## TASK REQUIREMENTS:
Gather all lines from the material that contain "icons".

## ENTRIES SUPPLIED:

----------

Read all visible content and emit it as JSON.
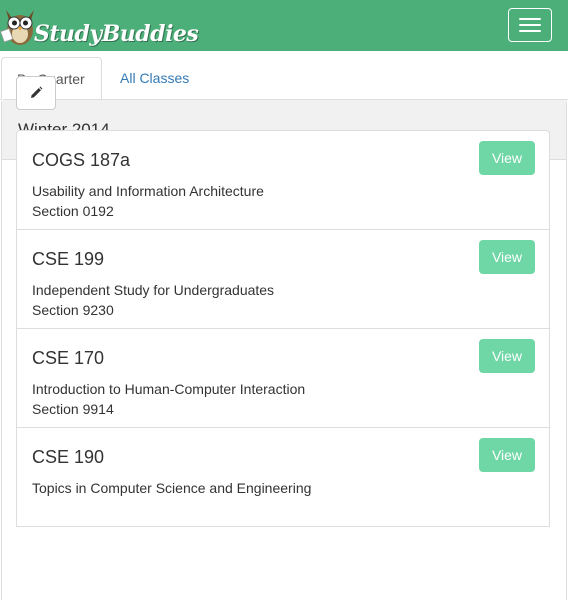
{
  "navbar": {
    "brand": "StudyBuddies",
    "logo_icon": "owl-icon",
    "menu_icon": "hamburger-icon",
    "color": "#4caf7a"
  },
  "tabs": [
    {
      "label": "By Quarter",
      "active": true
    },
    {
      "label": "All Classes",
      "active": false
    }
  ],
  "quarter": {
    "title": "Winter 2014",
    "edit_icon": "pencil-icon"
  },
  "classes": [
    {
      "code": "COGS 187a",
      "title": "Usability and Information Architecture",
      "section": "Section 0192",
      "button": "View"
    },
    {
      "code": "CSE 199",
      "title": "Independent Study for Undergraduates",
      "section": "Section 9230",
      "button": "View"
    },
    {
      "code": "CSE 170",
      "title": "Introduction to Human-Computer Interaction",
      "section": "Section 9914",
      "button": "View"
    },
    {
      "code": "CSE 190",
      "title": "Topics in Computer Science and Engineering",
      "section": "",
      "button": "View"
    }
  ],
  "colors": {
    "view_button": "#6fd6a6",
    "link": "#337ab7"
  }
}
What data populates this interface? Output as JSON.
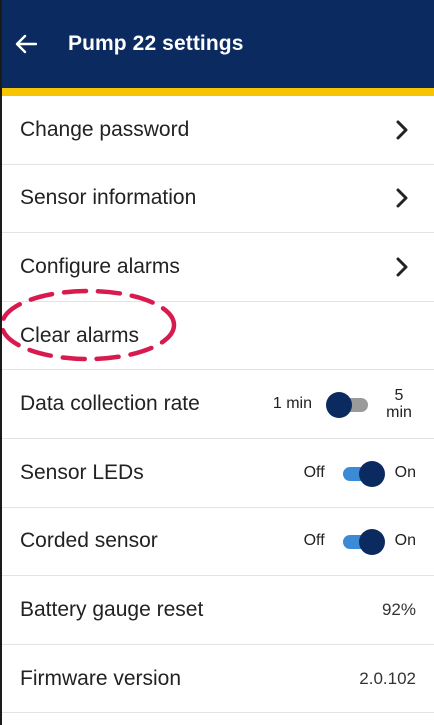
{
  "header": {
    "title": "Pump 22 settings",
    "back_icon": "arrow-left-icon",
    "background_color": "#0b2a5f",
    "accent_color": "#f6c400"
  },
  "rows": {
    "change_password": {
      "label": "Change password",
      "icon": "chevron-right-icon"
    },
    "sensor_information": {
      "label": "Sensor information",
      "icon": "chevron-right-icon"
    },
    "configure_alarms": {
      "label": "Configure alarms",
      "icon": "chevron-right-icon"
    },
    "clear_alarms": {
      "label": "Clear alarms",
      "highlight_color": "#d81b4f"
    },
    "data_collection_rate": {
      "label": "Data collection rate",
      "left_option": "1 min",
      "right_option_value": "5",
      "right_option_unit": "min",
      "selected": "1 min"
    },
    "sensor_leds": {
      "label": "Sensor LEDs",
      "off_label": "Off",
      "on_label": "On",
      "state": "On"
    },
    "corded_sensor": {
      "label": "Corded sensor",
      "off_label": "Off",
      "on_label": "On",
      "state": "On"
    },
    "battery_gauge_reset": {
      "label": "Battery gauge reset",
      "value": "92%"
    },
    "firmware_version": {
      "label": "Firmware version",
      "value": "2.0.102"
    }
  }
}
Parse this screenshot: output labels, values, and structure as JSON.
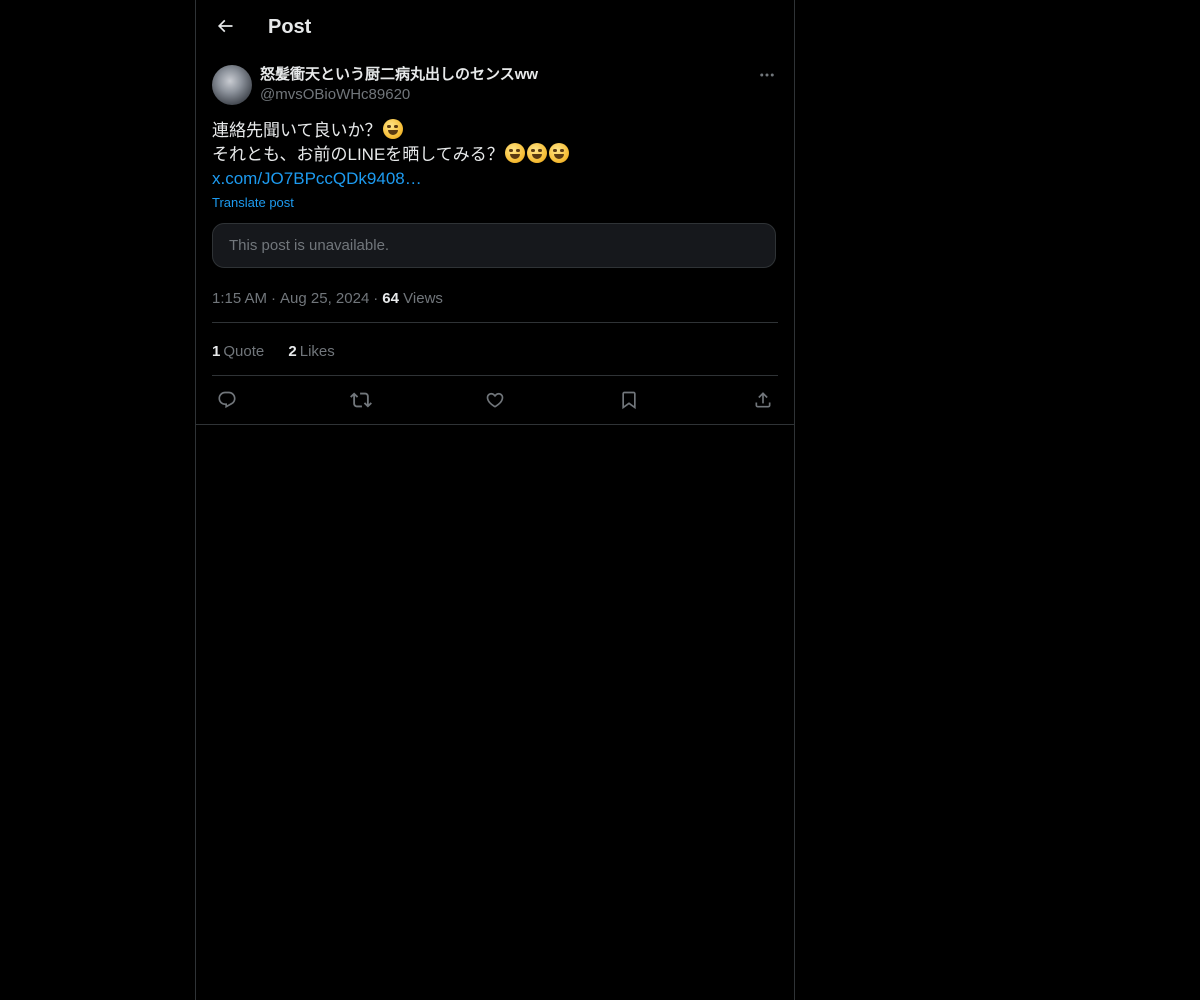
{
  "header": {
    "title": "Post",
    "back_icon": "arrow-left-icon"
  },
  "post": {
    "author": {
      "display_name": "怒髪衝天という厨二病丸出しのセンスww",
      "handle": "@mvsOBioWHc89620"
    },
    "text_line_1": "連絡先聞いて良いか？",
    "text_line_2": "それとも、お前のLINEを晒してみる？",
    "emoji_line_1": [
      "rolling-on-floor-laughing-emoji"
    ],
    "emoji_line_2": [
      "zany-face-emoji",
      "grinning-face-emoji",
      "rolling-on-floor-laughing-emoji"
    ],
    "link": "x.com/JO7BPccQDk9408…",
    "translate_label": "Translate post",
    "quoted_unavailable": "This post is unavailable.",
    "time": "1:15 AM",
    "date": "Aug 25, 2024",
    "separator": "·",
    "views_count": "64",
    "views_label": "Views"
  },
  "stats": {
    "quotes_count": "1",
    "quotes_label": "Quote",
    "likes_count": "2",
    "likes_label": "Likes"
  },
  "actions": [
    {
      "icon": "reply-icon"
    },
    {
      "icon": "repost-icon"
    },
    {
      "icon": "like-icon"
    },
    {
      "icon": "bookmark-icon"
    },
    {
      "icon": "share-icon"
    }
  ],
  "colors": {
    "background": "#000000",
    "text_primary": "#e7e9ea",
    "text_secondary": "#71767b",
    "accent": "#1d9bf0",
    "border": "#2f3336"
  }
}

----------

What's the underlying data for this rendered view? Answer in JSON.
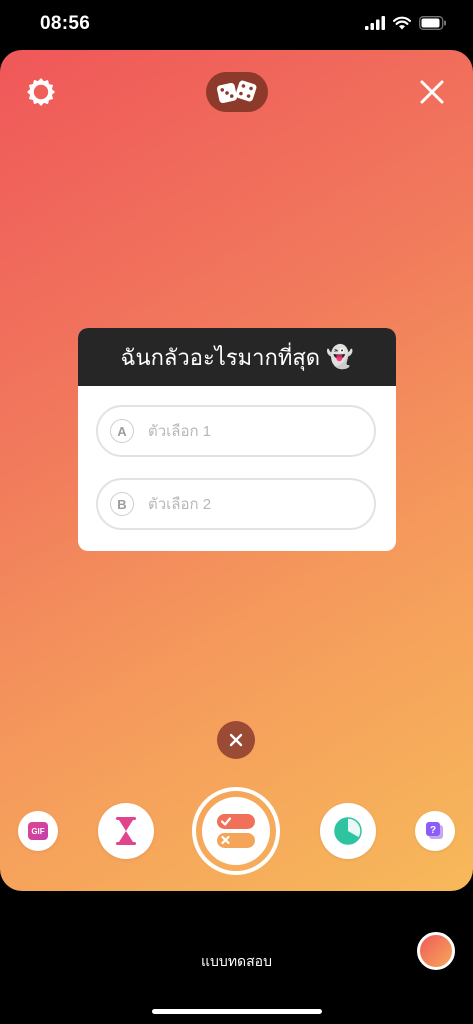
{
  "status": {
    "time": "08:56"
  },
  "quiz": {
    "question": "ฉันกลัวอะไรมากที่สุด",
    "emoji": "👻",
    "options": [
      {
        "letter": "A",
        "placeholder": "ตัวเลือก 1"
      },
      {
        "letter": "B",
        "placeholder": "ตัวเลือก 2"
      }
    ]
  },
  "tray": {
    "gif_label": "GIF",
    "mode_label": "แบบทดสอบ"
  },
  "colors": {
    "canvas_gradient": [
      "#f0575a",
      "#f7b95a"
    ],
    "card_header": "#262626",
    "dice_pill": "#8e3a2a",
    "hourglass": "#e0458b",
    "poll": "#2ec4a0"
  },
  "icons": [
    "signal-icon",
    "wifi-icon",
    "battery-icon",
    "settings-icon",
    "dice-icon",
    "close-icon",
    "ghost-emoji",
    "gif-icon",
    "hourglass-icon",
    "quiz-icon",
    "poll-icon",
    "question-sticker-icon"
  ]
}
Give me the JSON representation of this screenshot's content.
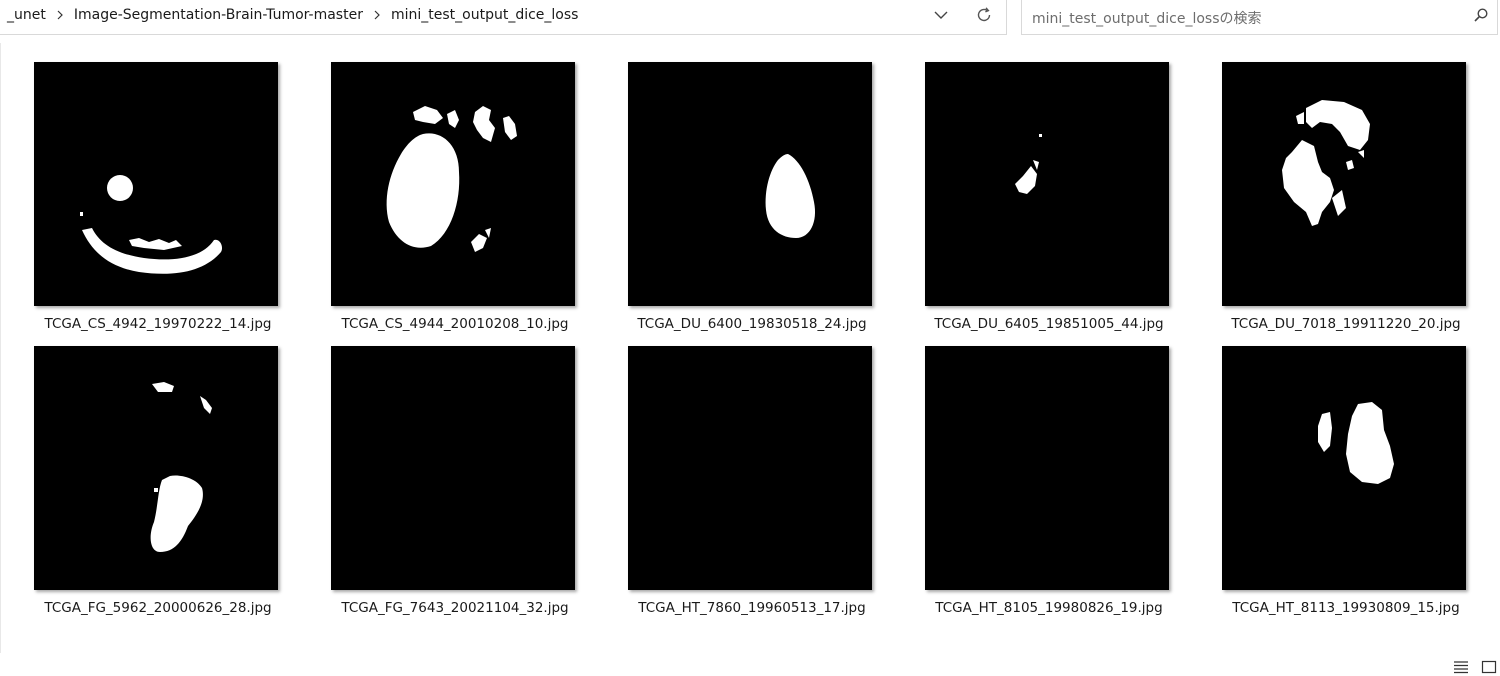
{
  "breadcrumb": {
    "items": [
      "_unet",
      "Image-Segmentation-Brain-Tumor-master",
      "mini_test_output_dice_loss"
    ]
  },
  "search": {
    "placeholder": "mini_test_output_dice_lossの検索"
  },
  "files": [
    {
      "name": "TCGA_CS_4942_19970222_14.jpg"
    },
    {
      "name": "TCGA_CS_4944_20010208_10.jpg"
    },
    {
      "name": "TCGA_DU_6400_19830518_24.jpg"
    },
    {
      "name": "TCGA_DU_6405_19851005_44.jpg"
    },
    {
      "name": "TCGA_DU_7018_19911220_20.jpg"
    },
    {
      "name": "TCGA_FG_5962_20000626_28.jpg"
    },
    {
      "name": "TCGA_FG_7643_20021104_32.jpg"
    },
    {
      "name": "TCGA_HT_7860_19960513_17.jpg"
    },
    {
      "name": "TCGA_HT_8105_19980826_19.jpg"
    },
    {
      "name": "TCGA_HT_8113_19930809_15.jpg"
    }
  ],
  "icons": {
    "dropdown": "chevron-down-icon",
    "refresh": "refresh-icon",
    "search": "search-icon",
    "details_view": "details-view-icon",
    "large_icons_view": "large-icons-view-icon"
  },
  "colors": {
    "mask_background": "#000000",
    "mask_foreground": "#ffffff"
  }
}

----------

## ANSWER TO THIS EXERCISE:
  "icons": [
  "icons": {
    "large_icons_view": "large-icons-view-icon"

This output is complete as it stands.